Answer: There are no clear guidelines for the prevention of bacterial contamination for those exposed to sewage. The problem of fecal contamination of water in New Orleans and other similarly affected areas seems analogous to problems encountered with travel to developing countries where food and water contaminated with fecal matter are the main sources of infection with enteric pathogens. The majority of cases of acute traveler’s diarrhea are due to enterotoxigenic E. coli, enteroaggregative E..coli, shigella, salmonella, or campylobacter. There are many idiosyncrasies that are specific to the geographic area in New Orleans, but the experience and recommendations are generalizable, as follows:

Antimicrobial prophylaxis is not routinely indicated for healthy individuals because there is the potential for adverse effects, particularly if taken for an extended period of time, and treatment with antibiotics for established diarrhea is very effective.

For moderate diarrhea, defined as <3 loose stools every 24 hours, with no fever, loperamide may be used, as follows: 4 mg x 1, followed by 2 mg after each loose stool, up to 16 mg a day. Loperamide is contraindicated in the presence of fever or blood in stool.

For severe diarrhea, defined as >3 stools every 24 hours, or diarrhea with fever or bloody stools, initiation of antimicrobial therapy is warranted. Recommended regimens include: Ciprofloxacin 500 mg bid x 3 days; Levofloxacin 500 mg qd x 3 days; Azithromycin 1 gm x 1 dose or 500 mg qd x 3 days. Azithromycin is the preferred drug to be used in pregnancy.
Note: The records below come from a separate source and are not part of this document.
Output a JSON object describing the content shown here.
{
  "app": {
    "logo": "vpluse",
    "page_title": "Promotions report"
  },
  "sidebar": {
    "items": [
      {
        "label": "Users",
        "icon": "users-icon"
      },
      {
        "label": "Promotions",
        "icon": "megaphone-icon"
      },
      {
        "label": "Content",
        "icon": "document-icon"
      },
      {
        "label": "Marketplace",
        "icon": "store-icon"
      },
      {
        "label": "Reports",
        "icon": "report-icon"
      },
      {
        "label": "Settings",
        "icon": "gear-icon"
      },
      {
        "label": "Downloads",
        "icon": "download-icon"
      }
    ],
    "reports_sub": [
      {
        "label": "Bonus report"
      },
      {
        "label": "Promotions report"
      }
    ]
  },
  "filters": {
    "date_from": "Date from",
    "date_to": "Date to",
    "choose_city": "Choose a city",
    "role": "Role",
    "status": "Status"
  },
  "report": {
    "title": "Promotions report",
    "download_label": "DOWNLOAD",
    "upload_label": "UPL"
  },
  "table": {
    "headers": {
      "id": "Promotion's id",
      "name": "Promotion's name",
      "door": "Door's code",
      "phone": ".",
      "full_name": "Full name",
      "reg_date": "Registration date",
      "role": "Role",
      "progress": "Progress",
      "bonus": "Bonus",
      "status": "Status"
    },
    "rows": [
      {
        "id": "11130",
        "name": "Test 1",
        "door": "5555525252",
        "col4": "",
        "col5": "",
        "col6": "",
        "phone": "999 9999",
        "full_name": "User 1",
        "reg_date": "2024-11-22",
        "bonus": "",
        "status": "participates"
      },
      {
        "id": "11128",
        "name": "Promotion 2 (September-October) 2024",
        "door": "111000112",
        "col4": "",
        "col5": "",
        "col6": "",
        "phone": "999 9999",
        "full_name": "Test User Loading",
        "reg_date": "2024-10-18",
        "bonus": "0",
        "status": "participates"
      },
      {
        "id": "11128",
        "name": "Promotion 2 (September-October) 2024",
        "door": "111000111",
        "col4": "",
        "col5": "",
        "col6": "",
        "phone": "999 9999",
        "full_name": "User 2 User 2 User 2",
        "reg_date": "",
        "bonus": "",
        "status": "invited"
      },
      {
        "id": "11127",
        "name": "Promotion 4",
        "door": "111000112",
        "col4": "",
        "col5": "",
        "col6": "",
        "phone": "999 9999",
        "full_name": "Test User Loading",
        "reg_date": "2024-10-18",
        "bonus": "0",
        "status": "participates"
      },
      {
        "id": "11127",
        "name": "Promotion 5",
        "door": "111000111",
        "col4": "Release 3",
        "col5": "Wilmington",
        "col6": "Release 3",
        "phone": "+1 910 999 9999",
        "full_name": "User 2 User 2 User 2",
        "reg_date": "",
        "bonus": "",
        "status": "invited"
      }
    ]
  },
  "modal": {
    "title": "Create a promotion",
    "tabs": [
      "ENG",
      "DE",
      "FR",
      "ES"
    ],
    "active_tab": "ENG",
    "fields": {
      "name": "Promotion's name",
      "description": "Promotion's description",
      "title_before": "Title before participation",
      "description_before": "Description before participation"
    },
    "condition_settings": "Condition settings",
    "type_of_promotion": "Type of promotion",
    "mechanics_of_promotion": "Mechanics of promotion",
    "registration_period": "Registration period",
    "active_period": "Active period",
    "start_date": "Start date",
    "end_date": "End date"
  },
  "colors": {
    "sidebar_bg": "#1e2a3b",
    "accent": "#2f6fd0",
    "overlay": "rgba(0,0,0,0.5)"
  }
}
The CDC does not recommend Hepatitis A vaccination for volunteers because the vaccine requires 2 doses, protection is not immediate, and the risk is considered very small—it has been more than 15 years since a waterborne hepatitis A outbreak occurred in the U.S. However, the Louisiana Department of Health and Hospitals has ordered hepatitis A vaccine for emergency responders. Volunteers should be up-to-date on tetanus, diphtheria and hepatitis B vaccines.

New: Guidelines for Managing Disaster Survivors with HIV/AIDS: The American Academy of HIV Medicine (AAHIVM) and the HIV Medicine Association (HIVMA) developed succinct and clear guidelines for the management of disaster survivors with HIV/AIDS. The guidelines were prepared to provide guidance to clinicians who are not HIV specialists. In addition, non-HIV specialists are encouraged to call the NIH Medical Consultation Services at 1-866-887-2842 or the National HIV/AIDS Clinical Consultation Center at 1-800-933-3413 to consult with HIV experts regarding the management of disaster survivors with HIV/AIDS.